A vacation in the UK last month included a quick side trip to Italy to see a cousin, not that we need any excuse to visit Italy! The flight from Gatwick to Pisa was over continuous cloud cover, unfortunately, but the return to Heathrow enjoyed perfect weather - at least as far as the English Channel! I could only get a seat behind the wing so the engine exhaust impacted several photos, but here are some I especially liked. More can be found in the Gallery of the Month; as always, click on any image to enlarge it.
This is about as typical an Italian village as you can find! Taken just after take-off from Pisa airport, I love the clusters of red-tiled buildings, and how the straight-edged fields contrast with the winding roads.
After take off we flew up the Western coast of Italy past several small ports; this one had some remarkably white mountains behind it. It turns out that these are the quarries for the world-renowned Carrara marble, used over the centuries for everything from Michelangelo's David to London's Marble Arch and the Peace Monument in Washington, DC.

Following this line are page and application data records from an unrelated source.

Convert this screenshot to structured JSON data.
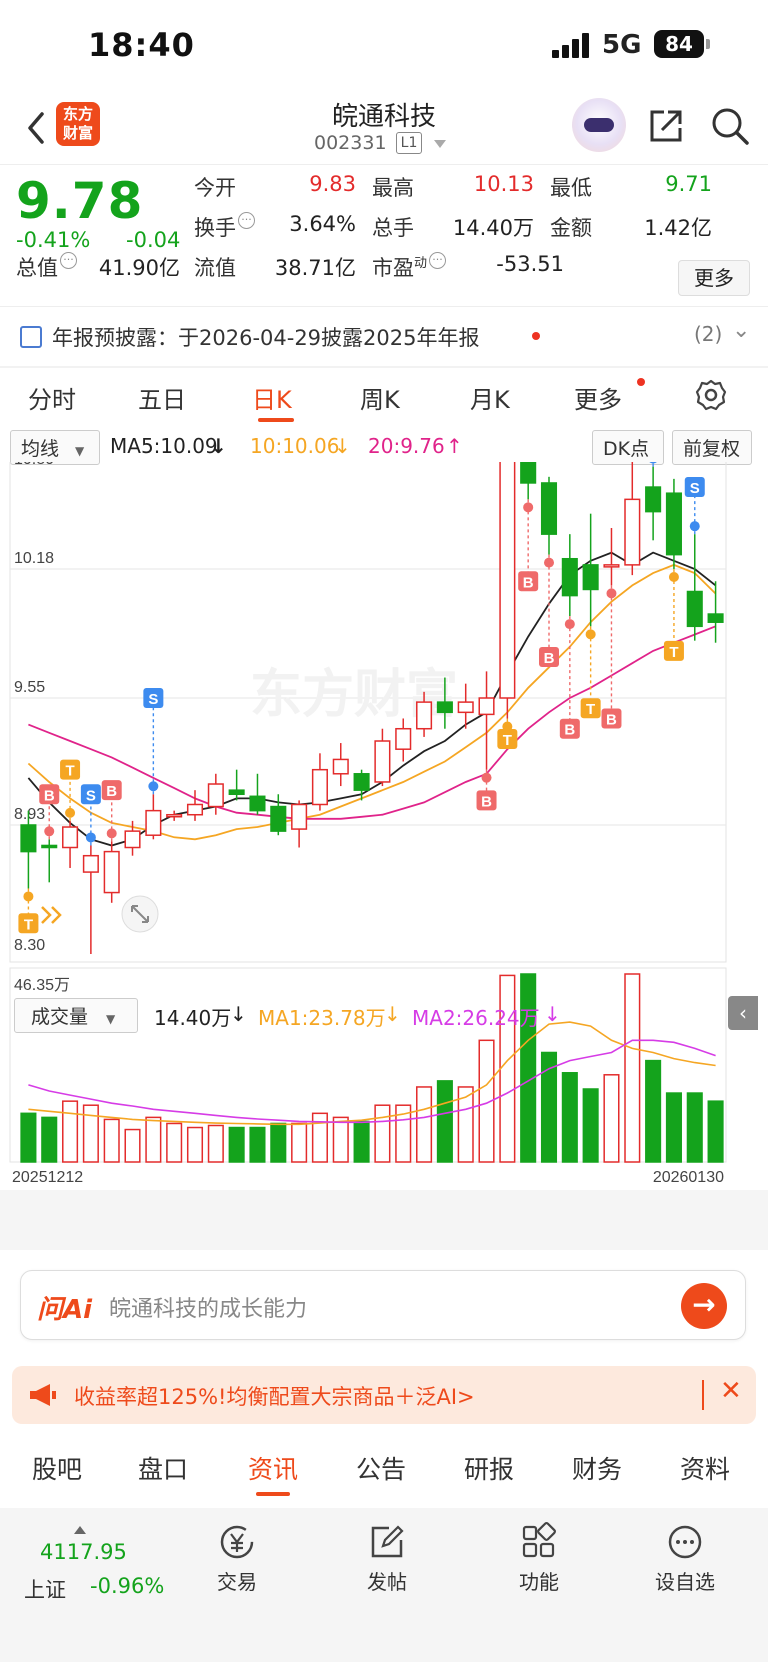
{
  "status": {
    "time": "18:40",
    "network": "5G",
    "battery": "84"
  },
  "header": {
    "brand_logo": "东方财富",
    "title": "皖通科技",
    "code": "002331",
    "level": "L1"
  },
  "quote": {
    "price": "9.78",
    "change_pct": "-0.41%",
    "change": "-0.04",
    "fields": [
      {
        "label": "今开",
        "value": "9.83",
        "color": "#e32b2b"
      },
      {
        "label": "最高",
        "value": "10.13",
        "color": "#e32b2b"
      },
      {
        "label": "最低",
        "value": "9.71",
        "color": "#14a31c"
      },
      {
        "label": "换手",
        "value": "3.64%",
        "color": "#222222"
      },
      {
        "label": "总手",
        "value": "14.40万",
        "color": "#222222"
      },
      {
        "label": "金额",
        "value": "1.42亿",
        "color": "#222222"
      },
      {
        "label": "总值",
        "value": "41.90亿",
        "color": "#222222"
      },
      {
        "label": "流值",
        "value": "38.71亿",
        "color": "#222222"
      },
      {
        "label": "市盈",
        "label_sup": "动",
        "value": "-53.51",
        "color": "#222222"
      }
    ],
    "more_label": "更多"
  },
  "notice": {
    "text": "年报预披露：于2026-04-29披露2025年年报",
    "count": "(2)"
  },
  "tabs": [
    "分时",
    "五日",
    "日K",
    "周K",
    "月K",
    "更多"
  ],
  "active_tab": "日K",
  "ma_bar": {
    "selector": "均线",
    "ma5": "MA5:10.09",
    "ma10": "10:10.06",
    "ma20": "20:9.76",
    "dk": "DK点",
    "adjust": "前复权"
  },
  "volume_bar": {
    "selector": "成交量",
    "vol": "14.40万",
    "ma1": "MA1:23.78万",
    "ma2": "MA2:26.24万"
  },
  "chart_data": [
    {
      "type": "candlestick",
      "y_tick_labels": [
        "10.80",
        "10.18",
        "9.55",
        "8.93",
        "8.30"
      ],
      "ylim": [
        8.3,
        10.8
      ],
      "watermark": "东方财富",
      "candles": [
        [
          8.93,
          8.8,
          9.0,
          8.62
        ],
        [
          8.83,
          8.82,
          8.86,
          8.65
        ],
        [
          8.82,
          8.92,
          8.95,
          8.72
        ],
        [
          8.7,
          8.78,
          8.83,
          8.3
        ],
        [
          8.6,
          8.8,
          8.85,
          8.55
        ],
        [
          8.82,
          8.9,
          8.95,
          8.78
        ],
        [
          8.88,
          9.0,
          9.08,
          8.86
        ],
        [
          8.98,
          8.98,
          9.0,
          8.95
        ],
        [
          8.98,
          9.03,
          9.1,
          8.95
        ],
        [
          9.02,
          9.13,
          9.18,
          8.98
        ],
        [
          9.1,
          9.08,
          9.2,
          9.05
        ],
        [
          9.07,
          9.0,
          9.18,
          8.98
        ],
        [
          9.02,
          8.9,
          9.08,
          8.88
        ],
        [
          8.91,
          9.03,
          9.05,
          8.82
        ],
        [
          9.03,
          9.2,
          9.28,
          9.0
        ],
        [
          9.18,
          9.25,
          9.33,
          9.12
        ],
        [
          9.18,
          9.1,
          9.2,
          9.05
        ],
        [
          9.14,
          9.34,
          9.4,
          9.12
        ],
        [
          9.3,
          9.4,
          9.45,
          9.24
        ],
        [
          9.4,
          9.53,
          9.58,
          9.36
        ],
        [
          9.53,
          9.48,
          9.65,
          9.4
        ],
        [
          9.48,
          9.53,
          9.62,
          9.4
        ],
        [
          9.47,
          9.55,
          9.68,
          9.2
        ],
        [
          9.55,
          10.81,
          10.82,
          9.45
        ],
        [
          10.7,
          10.6,
          10.75,
          10.52
        ],
        [
          10.6,
          10.35,
          10.63,
          10.25
        ],
        [
          10.23,
          10.05,
          10.35,
          9.95
        ],
        [
          10.2,
          10.08,
          10.45,
          9.9
        ],
        [
          10.2,
          10.2,
          10.38,
          10.1
        ],
        [
          10.2,
          10.52,
          10.96,
          10.15
        ],
        [
          10.58,
          10.46,
          10.68,
          10.32
        ],
        [
          10.55,
          10.25,
          10.62,
          10.18
        ],
        [
          10.07,
          9.9,
          10.35,
          9.83
        ],
        [
          9.96,
          9.92,
          10.12,
          9.82
        ]
      ],
      "ma_lines": [
        {
          "name": "MA5",
          "color": "#222222",
          "values": [
            9.16,
            9.04,
            8.94,
            8.86,
            8.83,
            8.86,
            8.93,
            8.98,
            9.0,
            9.02,
            9.06,
            9.06,
            9.04,
            9.03,
            9.04,
            9.06,
            9.08,
            9.14,
            9.22,
            9.29,
            9.34,
            9.42,
            9.48,
            9.67,
            9.85,
            10.01,
            10.15,
            10.22,
            10.26,
            10.2,
            10.26,
            10.22,
            10.18,
            10.1
          ]
        },
        {
          "name": "MA10",
          "color": "#f5a623",
          "values": [
            9.23,
            9.14,
            9.06,
            8.99,
            8.94,
            8.92,
            8.9,
            8.87,
            8.86,
            8.88,
            8.91,
            8.92,
            8.94,
            8.96,
            8.98,
            9.02,
            9.06,
            9.1,
            9.14,
            9.19,
            9.24,
            9.31,
            9.38,
            9.48,
            9.6,
            9.7,
            9.8,
            9.92,
            10.02,
            10.1,
            10.16,
            10.2,
            10.16,
            10.06
          ]
        },
        {
          "name": "MA20",
          "color": "#e0238a",
          "values": [
            9.42,
            9.38,
            9.34,
            9.3,
            9.26,
            9.21,
            9.16,
            9.11,
            9.06,
            9.02,
            8.99,
            8.98,
            8.97,
            8.96,
            8.96,
            8.96,
            8.97,
            8.98,
            9.01,
            9.04,
            9.09,
            9.14,
            9.18,
            9.3,
            9.4,
            9.48,
            9.55,
            9.6,
            9.66,
            9.72,
            9.78,
            9.82,
            9.86,
            9.9
          ]
        }
      ],
      "markers": [
        {
          "i": 0,
          "label": "T",
          "price": 8.45,
          "kind": "orange",
          "dir": "down"
        },
        {
          "i": 1,
          "label": "B",
          "price": 9.08,
          "kind": "red",
          "dir": "up"
        },
        {
          "i": 2,
          "label": "T",
          "price": 9.2,
          "kind": "orange",
          "dir": "up"
        },
        {
          "i": 3,
          "label": "S",
          "price": 9.08,
          "kind": "blue",
          "dir": "up"
        },
        {
          "i": 4,
          "label": "B",
          "price": 9.1,
          "kind": "red",
          "dir": "up"
        },
        {
          "i": 6,
          "label": "S",
          "price": 9.55,
          "kind": "blue",
          "dir": "up"
        },
        {
          "i": 22,
          "label": "B",
          "price": 9.05,
          "kind": "red",
          "dir": "down"
        },
        {
          "i": 23,
          "label": "T",
          "price": 9.35,
          "kind": "orange",
          "dir": "down"
        },
        {
          "i": 24,
          "label": "B",
          "price": 10.12,
          "kind": "red",
          "dir": "down"
        },
        {
          "i": 25,
          "label": "B",
          "price": 9.75,
          "kind": "red",
          "dir": "down"
        },
        {
          "i": 26,
          "label": "B",
          "price": 9.4,
          "kind": "red",
          "dir": "down"
        },
        {
          "i": 27,
          "label": "T",
          "price": 9.5,
          "kind": "orange",
          "dir": "down"
        },
        {
          "i": 28,
          "label": "B",
          "price": 9.45,
          "kind": "red",
          "dir": "down"
        },
        {
          "i": 30,
          "label": "S",
          "price": 10.76,
          "kind": "blue",
          "dir": "up"
        },
        {
          "i": 32,
          "label": "S",
          "price": 10.58,
          "kind": "blue",
          "dir": "up"
        },
        {
          "i": 31,
          "label": "T",
          "price": 9.78,
          "kind": "orange",
          "dir": "down"
        }
      ]
    },
    {
      "type": "bar",
      "y_tick_labels": [
        "46.35万"
      ],
      "x_tick_labels": [
        "20251212",
        "20260130"
      ],
      "ylim": [
        0,
        46.35
      ],
      "volume": [
        12,
        11,
        15,
        14,
        10.5,
        8,
        11,
        9.5,
        8.5,
        9,
        8.5,
        8.5,
        9.5,
        9.5,
        12,
        11,
        10,
        14,
        14,
        18.5,
        20,
        18.5,
        30,
        46,
        46.35,
        27,
        22,
        18,
        21.5,
        46.35,
        25,
        17,
        17,
        15
      ],
      "ma_lines": [
        {
          "name": "MA1",
          "color": "#f5a623",
          "values": [
            13,
            12.5,
            12,
            11.5,
            11,
            10.5,
            10.2,
            10,
            9.8,
            9.6,
            9.5,
            9.4,
            9.3,
            9.3,
            9.6,
            10,
            10.3,
            11,
            11.8,
            13,
            14.5,
            16,
            19,
            25,
            30,
            34,
            34.5,
            33.5,
            30,
            28,
            27,
            25.5,
            24.5,
            23.78
          ]
        },
        {
          "name": "MA2",
          "color": "#d63ce6",
          "values": [
            19,
            17.5,
            16.5,
            15.5,
            14.5,
            13.8,
            13,
            12.5,
            12,
            11.5,
            11,
            10.6,
            10.3,
            10,
            9.9,
            9.8,
            9.8,
            10,
            10.4,
            11,
            12,
            13,
            14.5,
            17,
            20,
            23,
            25,
            26,
            27,
            30,
            30,
            29.5,
            28,
            26.24
          ]
        }
      ]
    }
  ],
  "ai_bar": {
    "logo": "问Ai",
    "placeholder": "皖通科技的成长能力"
  },
  "ad": {
    "text": "收益率超125%!均衡配置大宗商品＋泛AI>"
  },
  "bottom_tabs": [
    "股吧",
    "盘口",
    "资讯",
    "公告",
    "研报",
    "财务",
    "资料"
  ],
  "bottom_active": "资讯",
  "nav": {
    "index_value": "4117.95",
    "index_name": "上证",
    "index_pct": "-0.96%",
    "items": [
      {
        "label": "交易",
        "icon": "yen-icon"
      },
      {
        "label": "发帖",
        "icon": "edit-icon"
      },
      {
        "label": "功能",
        "icon": "grid-icon"
      },
      {
        "label": "设自选",
        "icon": "more-dots-icon"
      }
    ]
  },
  "colors": {
    "up": "#e32b2b",
    "down": "#14a31c",
    "accent": "#ee4a1b"
  }
}
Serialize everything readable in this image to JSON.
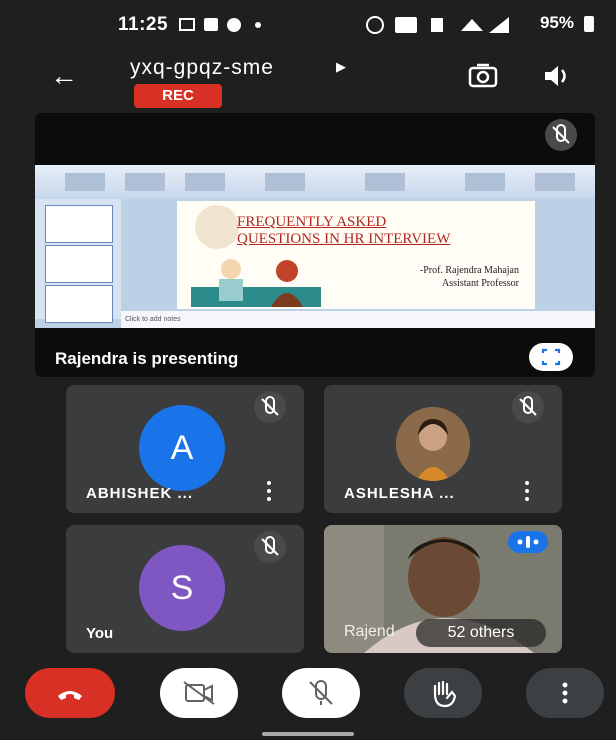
{
  "status_bar": {
    "time": "11:25",
    "battery": "95%"
  },
  "header": {
    "meeting_code": "yxq-gpqz-sme",
    "rec_badge": "REC"
  },
  "presentation": {
    "presenter_label": "Rajendra is presenting",
    "slide_title_line1": "FREQUENTLY ASKED",
    "slide_title_line2": "QUESTIONS IN HR INTERVIEW",
    "slide_author": "-Prof. Rajendra Mahajan",
    "slide_role": "Assistant Professor",
    "notes_placeholder": "Click to add notes"
  },
  "participants": [
    {
      "name": "ABHISHEK ...",
      "initial": "A",
      "color": "#1a73e8"
    },
    {
      "name": "ASHLESHA ..."
    },
    {
      "name": "You",
      "initial": "S",
      "color": "#7e57c2"
    },
    {
      "name": "Rajend",
      "others": "52 others"
    }
  ],
  "icons": [
    "back-arrow-icon",
    "rotate-camera-icon",
    "speaker-icon",
    "mic-off-icon",
    "fullscreen-icon",
    "more-vert-icon",
    "end-call-icon",
    "camera-off-icon",
    "raise-hand-icon",
    "audio-speaking-icon"
  ]
}
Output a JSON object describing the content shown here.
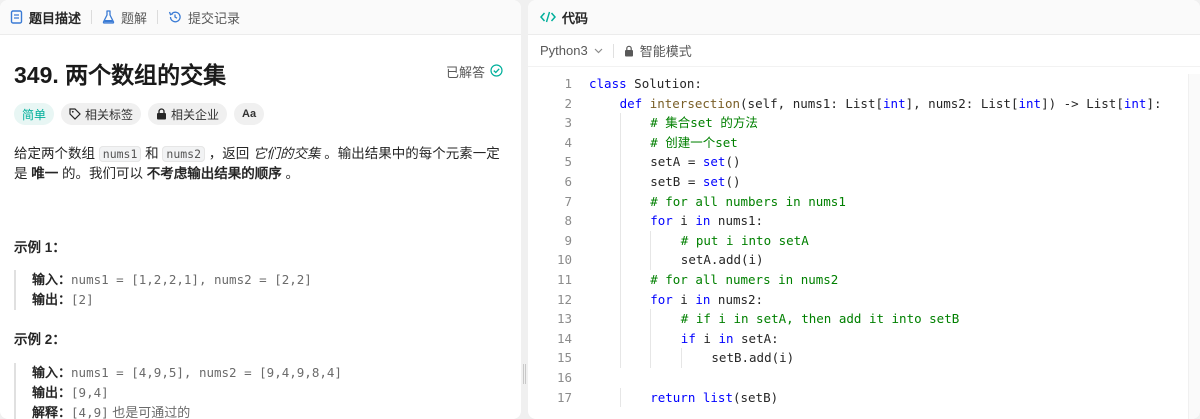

Further north we passed over the extensive agricultural region of the Po Valley, which runs right up against the Alps. It also includes the industrial areas of Turin and Milan, and the vineyards of Asti!
Clear skies over the Alps gave some stunning views of the mountains. The center peak here is the Matterhorn, as impressive as ever, but while we also saw many glaciers, it was apparent that some were retreating quite rapidly, such as the one in the foreground on La Ruinette.
Heading into southern France I was struck again by the wonderful patterns created by farmers as they cope with the hilly topography and the need to maintain woodland among their fields.
And sometimes the patterns seem to form something else, too; once I'd seen the "horns" at the top of these fields, the overall pattern seemed to me to resemble a Cubist's interpretation of a bull!
Where agriculture is king every available piece of land is used, not only where four rivers come together to provide irrigation for the fertile plains, but as far as the eye can see.
Even so, I'm at a loss to explain why there needed to be such a strong diagonal division between these fields! It makes for a striking composition, all the same.